───── SOURCE DATA

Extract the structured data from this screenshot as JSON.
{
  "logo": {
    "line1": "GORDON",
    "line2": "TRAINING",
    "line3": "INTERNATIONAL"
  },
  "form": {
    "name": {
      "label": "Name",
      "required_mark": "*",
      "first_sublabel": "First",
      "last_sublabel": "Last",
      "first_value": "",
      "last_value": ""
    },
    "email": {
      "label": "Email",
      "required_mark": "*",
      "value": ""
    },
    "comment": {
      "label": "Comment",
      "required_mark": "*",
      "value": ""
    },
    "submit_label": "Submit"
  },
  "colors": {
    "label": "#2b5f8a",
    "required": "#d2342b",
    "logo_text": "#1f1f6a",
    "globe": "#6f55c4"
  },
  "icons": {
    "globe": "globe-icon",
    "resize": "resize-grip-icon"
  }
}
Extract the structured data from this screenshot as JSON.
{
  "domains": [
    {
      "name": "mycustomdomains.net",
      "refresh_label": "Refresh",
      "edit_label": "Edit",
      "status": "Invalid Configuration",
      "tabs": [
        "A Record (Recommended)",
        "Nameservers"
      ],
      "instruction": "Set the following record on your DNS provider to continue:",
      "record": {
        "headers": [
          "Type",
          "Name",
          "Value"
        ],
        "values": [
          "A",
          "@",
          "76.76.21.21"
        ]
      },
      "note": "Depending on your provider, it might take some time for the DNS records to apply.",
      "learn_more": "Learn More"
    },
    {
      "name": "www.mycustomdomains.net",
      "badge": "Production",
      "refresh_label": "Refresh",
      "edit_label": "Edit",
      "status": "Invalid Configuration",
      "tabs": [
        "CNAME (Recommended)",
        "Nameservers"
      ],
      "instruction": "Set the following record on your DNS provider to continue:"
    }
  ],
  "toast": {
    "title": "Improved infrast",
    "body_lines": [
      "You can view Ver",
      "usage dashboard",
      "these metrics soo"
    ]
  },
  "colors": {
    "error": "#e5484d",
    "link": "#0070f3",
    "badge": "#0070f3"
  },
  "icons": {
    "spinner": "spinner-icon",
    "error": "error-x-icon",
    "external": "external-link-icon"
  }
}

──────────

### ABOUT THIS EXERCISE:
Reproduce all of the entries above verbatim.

### SOLUTION TO THIS EXERCISE:
Extract the structured data from this screenshot as JSON.
{
  "logo": {
    "line1": "GORDON",
    "line2": "TRAINING",
    "line3": "INTERNATIONAL"
  },
  "form": {
    "name": {
      "label": "Name",
      "required_mark": "*",
      "first_sublabel": "First",
      "last_sublabel": "Last",
      "first_value": "",
      "last_value": ""
    },
    "email": {
      "label": "Email",
      "required_mark": "*",
      "value": ""
    },
    "comment": {
      "label": "Comment",
      "required_mark": "*",
      "value": ""
    },
    "submit_label": "Submit"
  },
  "colors": {
    "label": "#2b5f8a",
    "required": "#d2342b",
    "logo_text": "#1f1f6a",
    "globe": "#6f55c4"
  },
  "icons": {
    "globe": "globe-icon",
    "resize": "resize-grip-icon"
  }
}
Extract the structured data from this screenshot as JSON.
{
  "domains": [
    {
      "name": "mycustomdomains.net",
      "refresh_label": "Refresh",
      "edit_label": "Edit",
      "status": "Invalid Configuration",
      "tabs": [
        "A Record (Recommended)",
        "Nameservers"
      ],
      "instruction": "Set the following record on your DNS provider to continue:",
      "record": {
        "headers": [
          "Type",
          "Name",
          "Value"
        ],
        "values": [
          "A",
          "@",
          "76.76.21.21"
        ]
      },
      "note": "Depending on your provider, it might take some time for the DNS records to apply.",
      "learn_more": "Learn More"
    },
    {
      "name": "www.mycustomdomains.net",
      "badge": "Production",
      "refresh_label": "Refresh",
      "edit_label": "Edit",
      "status": "Invalid Configuration",
      "tabs": [
        "CNAME (Recommended)",
        "Nameservers"
      ],
      "instruction": "Set the following record on your DNS provider to continue:"
    }
  ],
  "toast": {
    "title": "Improved infrast",
    "body_lines": [
      "You can view Ver",
      "usage dashboard",
      "these metrics soo"
    ]
  },
  "colors": {
    "error": "#e5484d",
    "link": "#0070f3",
    "badge": "#0070f3"
  },
  "icons": {
    "spinner": "spinner-icon",
    "error": "error-x-icon",
    "external": "external-link-icon"
  }
}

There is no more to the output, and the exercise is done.